--- Supplied material Enclosed Below ---

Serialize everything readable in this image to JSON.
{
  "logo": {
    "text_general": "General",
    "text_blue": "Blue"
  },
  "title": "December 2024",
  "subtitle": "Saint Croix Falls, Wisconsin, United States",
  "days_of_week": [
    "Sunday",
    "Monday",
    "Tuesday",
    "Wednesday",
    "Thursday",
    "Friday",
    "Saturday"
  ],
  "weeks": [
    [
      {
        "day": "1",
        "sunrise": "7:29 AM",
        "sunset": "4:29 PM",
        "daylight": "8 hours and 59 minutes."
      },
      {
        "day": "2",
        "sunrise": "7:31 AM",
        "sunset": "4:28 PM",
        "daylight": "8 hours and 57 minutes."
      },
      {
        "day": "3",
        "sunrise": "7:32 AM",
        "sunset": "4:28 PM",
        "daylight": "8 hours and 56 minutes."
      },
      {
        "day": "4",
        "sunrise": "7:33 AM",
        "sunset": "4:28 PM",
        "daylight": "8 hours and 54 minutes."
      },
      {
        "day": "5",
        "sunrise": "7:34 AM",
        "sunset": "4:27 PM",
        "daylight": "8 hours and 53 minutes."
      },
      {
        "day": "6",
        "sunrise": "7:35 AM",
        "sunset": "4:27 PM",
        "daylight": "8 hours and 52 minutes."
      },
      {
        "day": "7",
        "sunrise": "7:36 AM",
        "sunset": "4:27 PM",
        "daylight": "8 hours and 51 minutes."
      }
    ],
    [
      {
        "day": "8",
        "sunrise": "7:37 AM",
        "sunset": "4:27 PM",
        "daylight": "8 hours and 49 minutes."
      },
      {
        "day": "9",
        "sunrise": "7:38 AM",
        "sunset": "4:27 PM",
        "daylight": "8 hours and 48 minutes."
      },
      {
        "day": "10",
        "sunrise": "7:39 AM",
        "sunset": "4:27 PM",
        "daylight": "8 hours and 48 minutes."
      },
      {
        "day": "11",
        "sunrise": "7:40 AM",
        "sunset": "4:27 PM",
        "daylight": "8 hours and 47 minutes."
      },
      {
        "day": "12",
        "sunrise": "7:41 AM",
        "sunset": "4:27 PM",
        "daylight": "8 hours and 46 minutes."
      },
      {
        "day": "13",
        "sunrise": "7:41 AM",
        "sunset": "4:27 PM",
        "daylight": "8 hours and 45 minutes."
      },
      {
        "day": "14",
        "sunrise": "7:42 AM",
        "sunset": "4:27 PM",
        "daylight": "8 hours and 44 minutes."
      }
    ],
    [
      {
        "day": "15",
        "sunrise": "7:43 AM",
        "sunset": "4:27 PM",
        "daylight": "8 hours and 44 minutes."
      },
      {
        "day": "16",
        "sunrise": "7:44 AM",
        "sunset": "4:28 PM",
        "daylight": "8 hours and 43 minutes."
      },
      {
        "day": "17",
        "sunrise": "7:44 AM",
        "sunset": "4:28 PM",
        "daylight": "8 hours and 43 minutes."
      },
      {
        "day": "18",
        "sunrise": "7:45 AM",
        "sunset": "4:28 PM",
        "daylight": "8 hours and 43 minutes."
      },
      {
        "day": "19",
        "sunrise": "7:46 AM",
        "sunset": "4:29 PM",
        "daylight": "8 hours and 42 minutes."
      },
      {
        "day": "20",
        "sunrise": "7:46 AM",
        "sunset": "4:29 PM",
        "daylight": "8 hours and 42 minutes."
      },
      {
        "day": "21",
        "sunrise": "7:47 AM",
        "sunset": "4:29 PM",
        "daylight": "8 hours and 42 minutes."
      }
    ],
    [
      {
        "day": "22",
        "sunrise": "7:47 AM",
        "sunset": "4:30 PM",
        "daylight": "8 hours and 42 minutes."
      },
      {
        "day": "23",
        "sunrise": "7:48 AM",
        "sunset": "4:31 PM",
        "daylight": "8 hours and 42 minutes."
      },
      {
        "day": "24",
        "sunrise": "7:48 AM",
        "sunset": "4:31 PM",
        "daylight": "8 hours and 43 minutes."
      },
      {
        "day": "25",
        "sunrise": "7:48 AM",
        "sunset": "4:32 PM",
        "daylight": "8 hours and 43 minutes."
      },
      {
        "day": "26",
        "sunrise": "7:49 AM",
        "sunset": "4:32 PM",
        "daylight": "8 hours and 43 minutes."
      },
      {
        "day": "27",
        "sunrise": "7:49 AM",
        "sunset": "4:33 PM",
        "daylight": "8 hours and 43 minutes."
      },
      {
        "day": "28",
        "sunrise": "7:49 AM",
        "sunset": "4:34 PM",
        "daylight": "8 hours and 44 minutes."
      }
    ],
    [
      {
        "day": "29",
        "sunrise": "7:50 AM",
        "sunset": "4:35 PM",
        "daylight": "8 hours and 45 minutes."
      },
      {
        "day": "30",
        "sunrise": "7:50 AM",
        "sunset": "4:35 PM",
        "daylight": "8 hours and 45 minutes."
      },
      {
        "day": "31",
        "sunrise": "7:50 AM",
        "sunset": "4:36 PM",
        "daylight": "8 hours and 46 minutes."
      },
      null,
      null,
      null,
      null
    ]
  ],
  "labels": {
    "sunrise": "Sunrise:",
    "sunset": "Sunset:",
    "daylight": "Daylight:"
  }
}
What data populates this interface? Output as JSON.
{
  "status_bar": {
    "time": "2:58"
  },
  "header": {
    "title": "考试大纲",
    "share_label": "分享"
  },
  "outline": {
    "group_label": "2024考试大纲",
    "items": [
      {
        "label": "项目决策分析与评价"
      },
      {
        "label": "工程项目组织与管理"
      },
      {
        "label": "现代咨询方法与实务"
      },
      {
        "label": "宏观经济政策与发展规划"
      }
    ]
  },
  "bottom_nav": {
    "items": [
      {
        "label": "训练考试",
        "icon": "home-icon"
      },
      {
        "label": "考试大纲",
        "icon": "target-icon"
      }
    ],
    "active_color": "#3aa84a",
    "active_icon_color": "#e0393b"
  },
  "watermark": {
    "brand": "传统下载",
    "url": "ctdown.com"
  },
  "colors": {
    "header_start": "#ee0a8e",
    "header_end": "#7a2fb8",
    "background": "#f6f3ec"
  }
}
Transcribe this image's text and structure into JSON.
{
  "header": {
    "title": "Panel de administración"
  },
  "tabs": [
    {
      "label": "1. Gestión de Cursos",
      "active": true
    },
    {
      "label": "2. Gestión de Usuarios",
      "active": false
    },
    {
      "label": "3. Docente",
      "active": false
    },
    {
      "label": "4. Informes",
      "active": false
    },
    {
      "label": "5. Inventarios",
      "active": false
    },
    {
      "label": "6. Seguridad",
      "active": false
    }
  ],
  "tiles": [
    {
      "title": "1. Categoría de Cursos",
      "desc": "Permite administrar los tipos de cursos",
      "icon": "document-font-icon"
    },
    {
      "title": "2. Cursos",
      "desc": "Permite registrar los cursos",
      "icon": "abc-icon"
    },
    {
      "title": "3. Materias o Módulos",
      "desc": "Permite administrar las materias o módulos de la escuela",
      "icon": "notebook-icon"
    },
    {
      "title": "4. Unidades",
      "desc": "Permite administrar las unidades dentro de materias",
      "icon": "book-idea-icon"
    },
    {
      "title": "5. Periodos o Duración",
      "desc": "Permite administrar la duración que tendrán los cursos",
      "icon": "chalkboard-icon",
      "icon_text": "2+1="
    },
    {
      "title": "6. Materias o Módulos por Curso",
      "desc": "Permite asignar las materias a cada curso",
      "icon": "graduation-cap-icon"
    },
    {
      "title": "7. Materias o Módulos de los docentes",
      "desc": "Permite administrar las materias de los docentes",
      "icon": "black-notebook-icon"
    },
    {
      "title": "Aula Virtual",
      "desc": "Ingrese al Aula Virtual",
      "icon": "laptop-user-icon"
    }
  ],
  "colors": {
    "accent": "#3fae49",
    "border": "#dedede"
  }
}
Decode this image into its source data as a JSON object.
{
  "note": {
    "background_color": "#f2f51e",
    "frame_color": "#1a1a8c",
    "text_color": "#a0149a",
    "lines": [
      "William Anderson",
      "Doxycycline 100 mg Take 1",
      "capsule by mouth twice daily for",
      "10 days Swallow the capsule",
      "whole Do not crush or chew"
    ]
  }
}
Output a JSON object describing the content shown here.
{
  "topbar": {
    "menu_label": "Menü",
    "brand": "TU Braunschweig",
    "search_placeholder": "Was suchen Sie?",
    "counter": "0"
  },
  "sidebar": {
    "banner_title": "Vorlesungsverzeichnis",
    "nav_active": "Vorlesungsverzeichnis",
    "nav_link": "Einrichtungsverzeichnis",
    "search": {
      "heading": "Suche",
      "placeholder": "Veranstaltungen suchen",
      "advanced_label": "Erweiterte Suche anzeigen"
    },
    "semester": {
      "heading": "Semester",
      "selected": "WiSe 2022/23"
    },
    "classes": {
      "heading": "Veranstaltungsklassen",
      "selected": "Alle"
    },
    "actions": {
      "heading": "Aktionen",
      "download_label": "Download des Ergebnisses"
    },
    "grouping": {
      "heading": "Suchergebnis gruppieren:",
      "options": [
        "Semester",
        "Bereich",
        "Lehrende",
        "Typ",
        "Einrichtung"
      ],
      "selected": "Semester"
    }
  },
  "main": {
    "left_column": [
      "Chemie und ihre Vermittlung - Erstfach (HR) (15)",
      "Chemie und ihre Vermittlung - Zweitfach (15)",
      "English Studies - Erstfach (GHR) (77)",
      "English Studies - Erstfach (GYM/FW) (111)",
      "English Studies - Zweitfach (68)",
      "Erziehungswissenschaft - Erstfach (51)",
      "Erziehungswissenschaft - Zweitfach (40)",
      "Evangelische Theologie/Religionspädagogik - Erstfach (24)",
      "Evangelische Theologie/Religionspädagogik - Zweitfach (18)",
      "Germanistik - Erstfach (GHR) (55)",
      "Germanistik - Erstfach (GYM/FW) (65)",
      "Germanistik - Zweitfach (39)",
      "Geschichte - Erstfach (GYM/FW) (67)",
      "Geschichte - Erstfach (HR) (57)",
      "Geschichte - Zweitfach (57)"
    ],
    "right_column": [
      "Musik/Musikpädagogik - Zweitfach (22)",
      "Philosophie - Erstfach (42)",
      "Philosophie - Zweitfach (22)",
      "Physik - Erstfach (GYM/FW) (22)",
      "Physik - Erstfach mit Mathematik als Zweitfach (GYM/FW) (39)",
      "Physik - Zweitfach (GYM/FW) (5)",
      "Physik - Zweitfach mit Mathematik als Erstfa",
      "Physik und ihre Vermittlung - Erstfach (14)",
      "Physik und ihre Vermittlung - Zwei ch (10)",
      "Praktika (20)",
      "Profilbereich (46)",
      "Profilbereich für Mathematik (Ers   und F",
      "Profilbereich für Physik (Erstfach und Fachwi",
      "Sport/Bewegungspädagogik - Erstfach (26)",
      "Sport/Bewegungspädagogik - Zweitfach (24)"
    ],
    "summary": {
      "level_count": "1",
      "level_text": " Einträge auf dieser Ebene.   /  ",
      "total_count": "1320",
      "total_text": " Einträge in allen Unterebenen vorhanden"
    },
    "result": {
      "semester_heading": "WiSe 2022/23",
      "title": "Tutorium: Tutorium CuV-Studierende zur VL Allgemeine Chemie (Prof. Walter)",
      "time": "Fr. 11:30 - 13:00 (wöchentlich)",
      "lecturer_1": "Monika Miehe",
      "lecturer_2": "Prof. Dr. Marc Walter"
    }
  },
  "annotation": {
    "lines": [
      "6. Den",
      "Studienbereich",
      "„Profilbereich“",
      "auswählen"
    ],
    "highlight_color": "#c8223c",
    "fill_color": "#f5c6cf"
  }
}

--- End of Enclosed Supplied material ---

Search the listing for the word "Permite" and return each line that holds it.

      "desc": "Permite administrar los tipos de cursos",
      "desc": "Permite registrar los cursos",
      "desc": "Permite administrar las materias o módulos de la escuela",
      "desc": "Permite administrar las unidades dentro de materias",
      "desc": "Permite administrar la duración que tendrán los cursos",
      "desc": "Permite asignar las materias a cada curso",
      "desc": "Permite administrar las materias de los docentes",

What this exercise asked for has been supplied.